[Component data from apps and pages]
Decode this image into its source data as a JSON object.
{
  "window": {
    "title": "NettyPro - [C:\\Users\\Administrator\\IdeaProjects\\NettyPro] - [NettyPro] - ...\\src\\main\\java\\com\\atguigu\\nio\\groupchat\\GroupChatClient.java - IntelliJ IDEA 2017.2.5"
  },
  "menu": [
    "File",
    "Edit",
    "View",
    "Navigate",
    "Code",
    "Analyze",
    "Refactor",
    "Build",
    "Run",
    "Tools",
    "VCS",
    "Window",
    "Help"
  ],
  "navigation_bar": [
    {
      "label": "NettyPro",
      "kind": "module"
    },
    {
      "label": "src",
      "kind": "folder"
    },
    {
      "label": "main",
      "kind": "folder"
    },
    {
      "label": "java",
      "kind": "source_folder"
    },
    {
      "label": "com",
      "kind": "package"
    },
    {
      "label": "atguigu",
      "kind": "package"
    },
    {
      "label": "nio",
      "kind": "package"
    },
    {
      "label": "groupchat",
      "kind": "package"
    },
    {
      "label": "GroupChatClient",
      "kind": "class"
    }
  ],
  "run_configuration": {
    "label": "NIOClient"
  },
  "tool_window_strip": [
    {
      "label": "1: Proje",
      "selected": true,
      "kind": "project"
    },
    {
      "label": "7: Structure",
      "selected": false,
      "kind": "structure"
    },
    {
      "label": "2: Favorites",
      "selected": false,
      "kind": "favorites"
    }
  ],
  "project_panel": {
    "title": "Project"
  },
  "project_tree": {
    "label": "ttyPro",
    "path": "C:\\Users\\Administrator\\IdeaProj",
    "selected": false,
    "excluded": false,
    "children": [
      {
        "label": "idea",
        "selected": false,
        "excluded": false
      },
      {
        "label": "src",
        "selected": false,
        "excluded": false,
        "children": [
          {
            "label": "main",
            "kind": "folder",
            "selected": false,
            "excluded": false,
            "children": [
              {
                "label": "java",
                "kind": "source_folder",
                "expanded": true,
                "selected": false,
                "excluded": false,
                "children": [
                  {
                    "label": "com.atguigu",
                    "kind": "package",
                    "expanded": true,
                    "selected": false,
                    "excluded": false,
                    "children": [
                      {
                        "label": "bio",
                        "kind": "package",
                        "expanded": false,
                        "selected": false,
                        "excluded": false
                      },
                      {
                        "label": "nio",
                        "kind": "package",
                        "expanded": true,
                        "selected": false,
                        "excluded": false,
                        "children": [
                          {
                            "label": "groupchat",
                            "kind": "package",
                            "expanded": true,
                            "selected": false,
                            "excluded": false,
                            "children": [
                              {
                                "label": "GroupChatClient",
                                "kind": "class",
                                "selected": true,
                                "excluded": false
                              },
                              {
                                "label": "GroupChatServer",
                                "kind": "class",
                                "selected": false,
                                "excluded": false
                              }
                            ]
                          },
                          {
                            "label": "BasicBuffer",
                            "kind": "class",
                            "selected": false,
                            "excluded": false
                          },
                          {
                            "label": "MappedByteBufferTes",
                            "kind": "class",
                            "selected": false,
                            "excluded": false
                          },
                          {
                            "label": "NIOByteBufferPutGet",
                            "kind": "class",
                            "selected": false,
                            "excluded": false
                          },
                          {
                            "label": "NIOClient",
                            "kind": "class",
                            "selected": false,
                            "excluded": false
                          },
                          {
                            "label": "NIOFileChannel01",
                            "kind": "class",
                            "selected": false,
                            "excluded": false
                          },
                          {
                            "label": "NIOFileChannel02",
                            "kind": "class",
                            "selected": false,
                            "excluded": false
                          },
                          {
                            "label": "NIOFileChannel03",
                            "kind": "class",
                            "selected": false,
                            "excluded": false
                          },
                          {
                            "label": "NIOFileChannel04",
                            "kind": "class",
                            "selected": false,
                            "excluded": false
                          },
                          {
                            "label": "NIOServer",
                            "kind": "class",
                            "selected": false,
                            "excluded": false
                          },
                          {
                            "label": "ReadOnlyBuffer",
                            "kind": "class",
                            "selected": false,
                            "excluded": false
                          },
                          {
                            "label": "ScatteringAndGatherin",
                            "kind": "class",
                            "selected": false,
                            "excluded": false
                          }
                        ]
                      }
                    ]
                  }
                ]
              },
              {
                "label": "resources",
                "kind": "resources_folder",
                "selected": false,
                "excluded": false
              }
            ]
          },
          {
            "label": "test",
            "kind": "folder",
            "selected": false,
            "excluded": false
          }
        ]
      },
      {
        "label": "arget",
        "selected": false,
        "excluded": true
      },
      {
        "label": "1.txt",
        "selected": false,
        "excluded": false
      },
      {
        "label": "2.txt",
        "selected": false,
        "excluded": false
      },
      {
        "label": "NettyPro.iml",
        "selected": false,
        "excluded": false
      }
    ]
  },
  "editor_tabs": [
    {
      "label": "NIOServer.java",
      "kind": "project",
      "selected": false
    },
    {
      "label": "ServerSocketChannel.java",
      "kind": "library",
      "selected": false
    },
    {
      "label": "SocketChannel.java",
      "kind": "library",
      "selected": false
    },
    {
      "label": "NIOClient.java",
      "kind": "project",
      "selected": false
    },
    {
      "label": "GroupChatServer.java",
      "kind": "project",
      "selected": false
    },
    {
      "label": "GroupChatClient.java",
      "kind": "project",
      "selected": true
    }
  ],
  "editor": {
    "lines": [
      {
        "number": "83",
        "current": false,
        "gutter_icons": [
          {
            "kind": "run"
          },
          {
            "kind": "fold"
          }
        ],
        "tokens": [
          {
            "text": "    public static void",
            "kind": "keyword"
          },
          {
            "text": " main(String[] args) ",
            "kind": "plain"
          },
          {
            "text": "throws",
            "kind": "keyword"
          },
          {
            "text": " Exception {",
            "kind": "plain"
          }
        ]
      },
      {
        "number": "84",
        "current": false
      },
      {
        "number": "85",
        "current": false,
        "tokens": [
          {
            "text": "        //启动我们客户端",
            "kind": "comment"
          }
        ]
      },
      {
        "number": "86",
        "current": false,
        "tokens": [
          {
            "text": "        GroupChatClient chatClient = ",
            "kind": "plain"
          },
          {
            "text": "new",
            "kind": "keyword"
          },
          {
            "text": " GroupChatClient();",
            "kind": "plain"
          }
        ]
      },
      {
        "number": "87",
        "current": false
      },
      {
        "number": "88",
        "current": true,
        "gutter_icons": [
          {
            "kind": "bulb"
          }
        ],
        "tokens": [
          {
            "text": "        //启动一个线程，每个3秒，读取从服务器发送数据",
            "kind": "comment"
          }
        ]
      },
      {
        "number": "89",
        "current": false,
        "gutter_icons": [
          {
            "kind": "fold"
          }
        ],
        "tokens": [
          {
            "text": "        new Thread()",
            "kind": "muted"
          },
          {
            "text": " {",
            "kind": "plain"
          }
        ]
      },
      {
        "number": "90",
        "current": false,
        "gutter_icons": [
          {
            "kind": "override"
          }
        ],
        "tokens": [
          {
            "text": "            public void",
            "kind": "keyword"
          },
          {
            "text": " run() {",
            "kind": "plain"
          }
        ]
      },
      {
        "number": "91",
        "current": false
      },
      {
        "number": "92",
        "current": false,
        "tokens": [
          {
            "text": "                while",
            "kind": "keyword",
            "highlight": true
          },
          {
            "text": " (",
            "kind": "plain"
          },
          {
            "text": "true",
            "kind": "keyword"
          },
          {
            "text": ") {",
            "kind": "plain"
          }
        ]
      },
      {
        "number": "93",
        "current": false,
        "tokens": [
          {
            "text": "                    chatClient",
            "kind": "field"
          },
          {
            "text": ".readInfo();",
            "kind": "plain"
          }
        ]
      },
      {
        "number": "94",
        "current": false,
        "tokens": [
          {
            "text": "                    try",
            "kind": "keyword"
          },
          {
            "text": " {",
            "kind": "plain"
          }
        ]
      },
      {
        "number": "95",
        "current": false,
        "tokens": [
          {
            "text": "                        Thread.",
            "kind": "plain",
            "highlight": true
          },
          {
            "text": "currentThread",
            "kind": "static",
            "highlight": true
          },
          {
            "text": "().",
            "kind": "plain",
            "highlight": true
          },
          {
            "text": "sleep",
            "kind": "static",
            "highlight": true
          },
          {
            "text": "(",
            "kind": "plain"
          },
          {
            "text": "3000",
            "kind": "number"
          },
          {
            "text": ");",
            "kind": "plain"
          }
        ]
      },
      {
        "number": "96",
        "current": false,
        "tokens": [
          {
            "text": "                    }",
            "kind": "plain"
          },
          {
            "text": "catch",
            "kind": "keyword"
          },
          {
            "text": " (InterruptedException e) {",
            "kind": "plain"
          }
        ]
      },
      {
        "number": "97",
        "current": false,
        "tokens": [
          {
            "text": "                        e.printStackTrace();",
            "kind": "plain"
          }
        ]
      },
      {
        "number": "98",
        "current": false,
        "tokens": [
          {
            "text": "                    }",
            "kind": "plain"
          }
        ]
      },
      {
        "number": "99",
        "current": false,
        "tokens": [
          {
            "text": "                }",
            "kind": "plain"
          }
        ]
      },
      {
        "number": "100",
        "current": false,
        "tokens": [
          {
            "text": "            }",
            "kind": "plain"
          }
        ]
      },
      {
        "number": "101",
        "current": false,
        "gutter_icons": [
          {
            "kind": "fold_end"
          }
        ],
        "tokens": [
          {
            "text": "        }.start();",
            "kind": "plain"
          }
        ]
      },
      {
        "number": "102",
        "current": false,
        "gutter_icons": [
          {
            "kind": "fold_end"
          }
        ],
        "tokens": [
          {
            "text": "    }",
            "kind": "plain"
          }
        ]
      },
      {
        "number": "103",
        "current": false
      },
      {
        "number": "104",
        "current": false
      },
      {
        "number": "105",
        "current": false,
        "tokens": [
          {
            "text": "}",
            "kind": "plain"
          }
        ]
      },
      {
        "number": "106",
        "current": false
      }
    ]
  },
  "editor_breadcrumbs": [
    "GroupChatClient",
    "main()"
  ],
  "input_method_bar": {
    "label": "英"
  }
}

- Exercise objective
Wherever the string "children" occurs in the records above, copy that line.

- Completed exercise
    "children": [
        "children": [
            "children": [
                "children": [
                    "children": [
                        "children": [
                            "children": [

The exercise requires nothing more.